Why do some Linux utilities output Unicode (when it is not expected)?

While building a tool that reads command output I realized that some Linux utilities output Unicode characters when I didn’t really expect them to do so. For instance, find uses (as opposed to the ASCII ') as a quote character in its error output:

~ > find /root
/root
find: ‘/root’: Permission denied

The same goes for g++:

main.cpp: In function ‘int main()’:
main.cpp:2:9: error: ‘foo’ was not declared in this scope
  return foo;
         ^~~
main.cpp:2:9: note: suggested alternative: ‘bool’
  return foo;
         ^~~
         bool

Is this something to do with my system locale? Or is this something else?
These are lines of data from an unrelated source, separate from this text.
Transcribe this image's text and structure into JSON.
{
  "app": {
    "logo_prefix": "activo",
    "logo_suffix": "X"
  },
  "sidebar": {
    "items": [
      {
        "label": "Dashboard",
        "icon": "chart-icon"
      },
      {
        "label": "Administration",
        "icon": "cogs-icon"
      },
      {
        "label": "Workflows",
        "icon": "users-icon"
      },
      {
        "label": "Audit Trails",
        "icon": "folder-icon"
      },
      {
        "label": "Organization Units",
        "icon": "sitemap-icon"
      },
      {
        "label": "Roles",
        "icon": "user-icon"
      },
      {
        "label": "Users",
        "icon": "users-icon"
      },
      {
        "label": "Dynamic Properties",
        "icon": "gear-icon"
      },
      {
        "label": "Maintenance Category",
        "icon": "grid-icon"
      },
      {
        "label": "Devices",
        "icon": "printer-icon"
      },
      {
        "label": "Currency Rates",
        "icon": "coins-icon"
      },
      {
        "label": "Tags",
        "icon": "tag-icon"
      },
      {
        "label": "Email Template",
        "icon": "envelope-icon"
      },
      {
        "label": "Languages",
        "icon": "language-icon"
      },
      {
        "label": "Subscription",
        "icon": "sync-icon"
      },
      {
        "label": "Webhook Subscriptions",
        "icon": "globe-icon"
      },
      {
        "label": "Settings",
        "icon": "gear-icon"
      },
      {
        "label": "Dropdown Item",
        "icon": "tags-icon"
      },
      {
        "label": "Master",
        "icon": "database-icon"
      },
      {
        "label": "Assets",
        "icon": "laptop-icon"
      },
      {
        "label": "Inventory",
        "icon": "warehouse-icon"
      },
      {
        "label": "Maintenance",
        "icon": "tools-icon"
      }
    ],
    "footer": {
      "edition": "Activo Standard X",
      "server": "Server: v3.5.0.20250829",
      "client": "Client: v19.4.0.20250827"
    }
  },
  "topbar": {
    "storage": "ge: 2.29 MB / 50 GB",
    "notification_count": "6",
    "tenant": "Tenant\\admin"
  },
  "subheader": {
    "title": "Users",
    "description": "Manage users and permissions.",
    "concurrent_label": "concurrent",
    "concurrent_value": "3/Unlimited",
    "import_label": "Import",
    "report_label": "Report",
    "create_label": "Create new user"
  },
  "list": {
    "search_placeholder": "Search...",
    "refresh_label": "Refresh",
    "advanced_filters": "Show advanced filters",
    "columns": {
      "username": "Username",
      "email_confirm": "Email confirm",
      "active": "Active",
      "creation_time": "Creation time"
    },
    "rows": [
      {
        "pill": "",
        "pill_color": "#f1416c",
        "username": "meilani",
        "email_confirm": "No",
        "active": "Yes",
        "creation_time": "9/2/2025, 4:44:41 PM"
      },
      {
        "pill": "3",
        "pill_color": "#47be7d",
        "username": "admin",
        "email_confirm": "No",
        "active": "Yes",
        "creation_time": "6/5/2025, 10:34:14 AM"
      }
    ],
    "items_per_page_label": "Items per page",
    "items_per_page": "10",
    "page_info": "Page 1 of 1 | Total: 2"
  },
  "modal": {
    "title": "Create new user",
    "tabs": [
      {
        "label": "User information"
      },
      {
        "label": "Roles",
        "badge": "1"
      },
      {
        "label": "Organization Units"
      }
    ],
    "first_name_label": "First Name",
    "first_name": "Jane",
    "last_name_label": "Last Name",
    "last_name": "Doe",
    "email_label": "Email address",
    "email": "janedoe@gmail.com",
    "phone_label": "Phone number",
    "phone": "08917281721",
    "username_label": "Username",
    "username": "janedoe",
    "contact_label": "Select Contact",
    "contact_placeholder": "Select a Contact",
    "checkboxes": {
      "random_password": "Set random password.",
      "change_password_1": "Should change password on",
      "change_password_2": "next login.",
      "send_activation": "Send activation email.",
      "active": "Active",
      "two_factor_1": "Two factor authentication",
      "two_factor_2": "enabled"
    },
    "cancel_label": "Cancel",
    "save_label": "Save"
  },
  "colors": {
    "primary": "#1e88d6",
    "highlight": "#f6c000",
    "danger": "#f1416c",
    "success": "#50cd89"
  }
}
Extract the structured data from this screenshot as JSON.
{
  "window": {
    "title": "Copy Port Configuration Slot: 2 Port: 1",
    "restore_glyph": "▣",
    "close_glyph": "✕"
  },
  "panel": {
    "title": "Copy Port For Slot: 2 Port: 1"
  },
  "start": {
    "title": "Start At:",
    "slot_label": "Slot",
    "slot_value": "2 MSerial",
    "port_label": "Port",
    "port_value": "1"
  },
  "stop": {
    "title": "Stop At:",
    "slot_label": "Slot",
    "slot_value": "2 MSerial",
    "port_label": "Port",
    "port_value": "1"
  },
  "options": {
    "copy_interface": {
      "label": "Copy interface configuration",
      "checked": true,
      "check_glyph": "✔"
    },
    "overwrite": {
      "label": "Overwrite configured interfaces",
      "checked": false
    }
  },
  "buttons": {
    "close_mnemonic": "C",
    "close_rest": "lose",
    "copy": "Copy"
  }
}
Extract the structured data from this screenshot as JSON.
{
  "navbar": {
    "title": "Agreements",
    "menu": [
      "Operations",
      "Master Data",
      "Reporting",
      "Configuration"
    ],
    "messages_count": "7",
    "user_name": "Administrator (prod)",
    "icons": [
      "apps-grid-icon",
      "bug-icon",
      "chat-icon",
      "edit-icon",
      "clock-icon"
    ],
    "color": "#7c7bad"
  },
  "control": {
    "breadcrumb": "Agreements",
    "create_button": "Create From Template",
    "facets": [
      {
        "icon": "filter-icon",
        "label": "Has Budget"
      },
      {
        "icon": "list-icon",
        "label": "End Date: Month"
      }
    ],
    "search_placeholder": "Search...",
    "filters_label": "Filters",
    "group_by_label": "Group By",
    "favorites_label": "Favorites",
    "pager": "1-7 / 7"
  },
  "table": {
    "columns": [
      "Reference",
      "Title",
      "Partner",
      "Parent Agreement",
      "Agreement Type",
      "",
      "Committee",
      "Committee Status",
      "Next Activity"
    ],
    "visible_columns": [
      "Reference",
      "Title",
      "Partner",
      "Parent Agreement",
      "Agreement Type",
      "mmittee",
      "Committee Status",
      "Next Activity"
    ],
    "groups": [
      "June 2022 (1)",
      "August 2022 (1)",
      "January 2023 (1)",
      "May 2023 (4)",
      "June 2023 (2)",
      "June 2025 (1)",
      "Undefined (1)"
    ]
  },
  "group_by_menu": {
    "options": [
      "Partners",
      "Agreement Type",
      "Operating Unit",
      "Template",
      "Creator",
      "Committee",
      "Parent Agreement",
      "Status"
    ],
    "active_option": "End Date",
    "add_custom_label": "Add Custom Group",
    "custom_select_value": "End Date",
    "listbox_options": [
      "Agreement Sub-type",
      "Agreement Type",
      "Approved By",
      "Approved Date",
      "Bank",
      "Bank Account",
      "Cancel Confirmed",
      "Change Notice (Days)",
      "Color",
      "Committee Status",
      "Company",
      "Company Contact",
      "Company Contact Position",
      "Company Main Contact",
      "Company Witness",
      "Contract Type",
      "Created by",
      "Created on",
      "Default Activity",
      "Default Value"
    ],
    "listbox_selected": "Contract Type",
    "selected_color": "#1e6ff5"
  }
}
Output of localectl:

   System Locale: LANG=en_ZA.UTF-8
                  LANGUAGE=en_ZA:en
       VC Keymap: n/a
      X11 Layout: us
       X11 Model: pc105
Asked By: kobus-v-schoor

||

It has everything to do with your system locale as it describes how utilities should output locale specific symbols and their combinations, e.g. ‘’ instead of "".

If you don’t want this, use a different locale, e.g. C which is as standard and pristine as possible:

$ LC_CTYPE=C find /root
/root
find: '/root': Permission denied
Answered By: Artem S. Tashkinov
Categories: Answers Tags: , ,
Answers are sorted by their score. The answer accepted by the question owner as the best is marked with
at the top-right corner.